- _Problem details_
Go through the data and retrieve each line that includes the string "NDVI".
---------- Supplied material ----------
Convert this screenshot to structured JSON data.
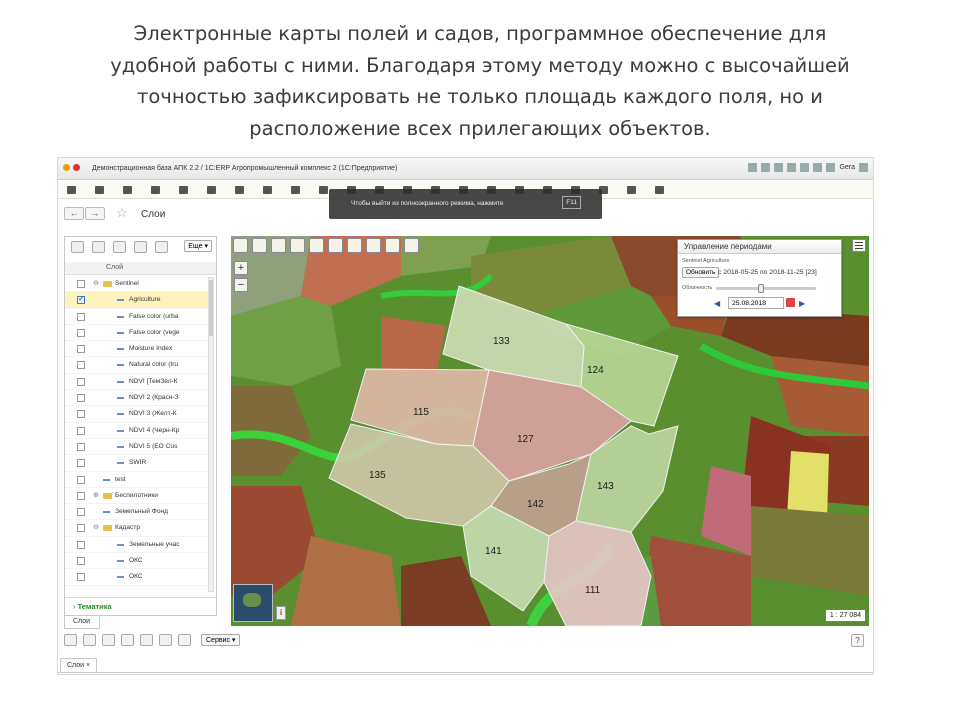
{
  "heading_lines": [
    "Электронные карты полей и садов, программное обеспечение для",
    "удобной работы с ними. Благодаря этому методу можно с высочайшей",
    "точностью зафиксировать не только площадь каждого поля, но и",
    "расположение всех прилегающих объектов."
  ],
  "window": {
    "title": "Демонстрационная база АПК 2.2 / 1С:ERP Агропромышленный комплекс 2  (1С:Предприятие)",
    "user": "Gera"
  },
  "page": {
    "title": "Слои",
    "back_glyph": "←",
    "forward_glyph": "→",
    "star_glyph": "☆"
  },
  "fullscreen_note": {
    "text": "Чтобы выйти из полноэкранного режима, нажмите",
    "key": "F11"
  },
  "layers_panel": {
    "more_label": "Еще ▾",
    "column_header": "Слой",
    "items": [
      {
        "label": "Sentinel",
        "checked": false,
        "kind": "folder",
        "level": 0,
        "selected": false
      },
      {
        "label": "Agriculture",
        "checked": true,
        "kind": "layer",
        "level": 1,
        "selected": true
      },
      {
        "label": "False color (urba",
        "checked": false,
        "kind": "layer",
        "level": 1,
        "selected": false
      },
      {
        "label": "False color (vege",
        "checked": false,
        "kind": "layer",
        "level": 1,
        "selected": false
      },
      {
        "label": "Moisture Index",
        "checked": false,
        "kind": "layer",
        "level": 1,
        "selected": false
      },
      {
        "label": "Natural color (tru",
        "checked": false,
        "kind": "layer",
        "level": 1,
        "selected": false
      },
      {
        "label": "NDVI [ТемЗел-К",
        "checked": false,
        "kind": "layer",
        "level": 1,
        "selected": false
      },
      {
        "label": "NDVI 2 (Красн-З",
        "checked": false,
        "kind": "layer",
        "level": 1,
        "selected": false
      },
      {
        "label": "NDVI 3 (Желт-К",
        "checked": false,
        "kind": "layer",
        "level": 1,
        "selected": false
      },
      {
        "label": "NDVI 4 (Черн-Кр",
        "checked": false,
        "kind": "layer",
        "level": 1,
        "selected": false
      },
      {
        "label": "NDVI 5 (EO Cus",
        "checked": false,
        "kind": "layer",
        "level": 1,
        "selected": false
      },
      {
        "label": "SWIR",
        "checked": false,
        "kind": "layer",
        "level": 1,
        "selected": false
      },
      {
        "label": "test",
        "checked": false,
        "kind": "layer",
        "level": 0,
        "selected": false
      },
      {
        "label": "Беспилотники",
        "checked": false,
        "kind": "folder-collapsed",
        "level": 0,
        "selected": false
      },
      {
        "label": "Земельный Фонд",
        "checked": false,
        "kind": "layer",
        "level": 0,
        "selected": false
      },
      {
        "label": "Кадастр",
        "checked": false,
        "kind": "folder",
        "level": 0,
        "selected": false
      },
      {
        "label": "Земельные учас",
        "checked": false,
        "kind": "layer",
        "level": 1,
        "selected": false
      },
      {
        "label": "ОКС",
        "checked": false,
        "kind": "layer",
        "level": 1,
        "selected": false
      },
      {
        "label": "ОКС",
        "checked": false,
        "kind": "layer",
        "level": 1,
        "selected": false
      }
    ],
    "tematika_label": "Тематика",
    "tab_label": "Слои"
  },
  "map": {
    "zoom_in": "+",
    "zoom_out": "−",
    "info_glyph": "i",
    "scale": "1 : 27 084",
    "fields": [
      "133",
      "124",
      "115",
      "127",
      "135",
      "142",
      "143",
      "141",
      "111"
    ]
  },
  "periods_panel": {
    "title": "Управление периодами",
    "subtitle": "Sentinel Agriculture",
    "update_label": "Обновить",
    "range_text": "с 2018-05-25 по 2018-11-25 [23]",
    "clarity_label": "Облачность",
    "date_value": "25.08.2018",
    "prev_glyph": "◀",
    "next_glyph": "▶"
  },
  "bottom": {
    "service_label": "Сервис ▾",
    "help_glyph": "?",
    "tab_label": "Слои ×"
  }
}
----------
- _Solution for this task_
        "label": "NDVI [ТемЗел-К",
        "label": "NDVI 2 (Красн-З",
        "label": "NDVI 3 (Желт-К",
        "label": "NDVI 4 (Черн-Кр",
        "label": "NDVI 5 (EO Cus",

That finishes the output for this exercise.